Corruption case against former Quebec deputy premier halted
MONTREAL -- The corruption case has been halted against former Quebec deputy premier Nathalie Normandeau and her co-accused four-and-a-half years after their high-profile arrest.
Quebec Justice Andre Perreault agreed with the defence Jordan ruling argument that there was an unreasonable delay in bringing the case to trial.
"The applicants' right to be tried within a reasonable time has been violated," wrote Perreault in his ruling. "A stay of proceedings against them must be ordered."
Crown prosecutors will have 30 days to challenge the ruling.
The 2016 Jordan Ruling puts a ceiling of 18 months between an arrest and trial in a provincial court without a preliminary hearing or 30 months in other cases.

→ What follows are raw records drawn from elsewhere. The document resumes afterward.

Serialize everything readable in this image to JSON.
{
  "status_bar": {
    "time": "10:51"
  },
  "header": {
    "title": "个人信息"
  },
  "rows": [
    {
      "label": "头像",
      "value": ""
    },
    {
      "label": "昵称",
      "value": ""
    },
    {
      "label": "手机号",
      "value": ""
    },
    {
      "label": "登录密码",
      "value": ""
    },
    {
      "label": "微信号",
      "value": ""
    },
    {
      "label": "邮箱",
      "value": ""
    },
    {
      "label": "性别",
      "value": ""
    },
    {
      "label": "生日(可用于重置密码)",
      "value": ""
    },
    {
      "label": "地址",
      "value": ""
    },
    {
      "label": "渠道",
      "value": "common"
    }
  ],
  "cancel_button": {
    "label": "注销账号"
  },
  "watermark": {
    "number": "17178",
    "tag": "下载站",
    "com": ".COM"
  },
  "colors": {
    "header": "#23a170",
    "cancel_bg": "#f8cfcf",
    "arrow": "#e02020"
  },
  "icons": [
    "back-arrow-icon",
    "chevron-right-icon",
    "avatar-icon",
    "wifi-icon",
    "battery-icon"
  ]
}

Normandeau was arrested 52 months ago on fraud, breach of trust and corruption charges related to contracts allegedly awarded in exchange for campaign financing.
Normandeau was an influential minister who served as a Liberal member of the legislature from 1998 to 2011 and held key cabinet positions including municipal affairs, natural resources and intergovernmental affairs.
Normandeau has always declared her innocence in the case.
Outside the courthouse in Quebec City, an emotional Normandeau welcomed the ruling, saying she should never have been charged. She said she did everything should could to move the case to trial to clear her name, but said she was denied at every turn.
"I don't wish this on my worst enemy," she said. "I've had four-and-a-half years of my life stolen."
Her lawyer, Maxime Roy, praised the 81-page ruling, calling it "precise, scholarly and thoughtful," before adding that it is "unassailable."
Friday's ruling puts an end to the proceedings against Normandeau, her former chief of staff Bruno Lortie, former vice-president of Roche engineering firm Marc-Yvan Cote, former Roche executives Mario W. Martel and France Michaud, and former Gaspe mayor Francois Roussy.
-- with files from The Canadian Press.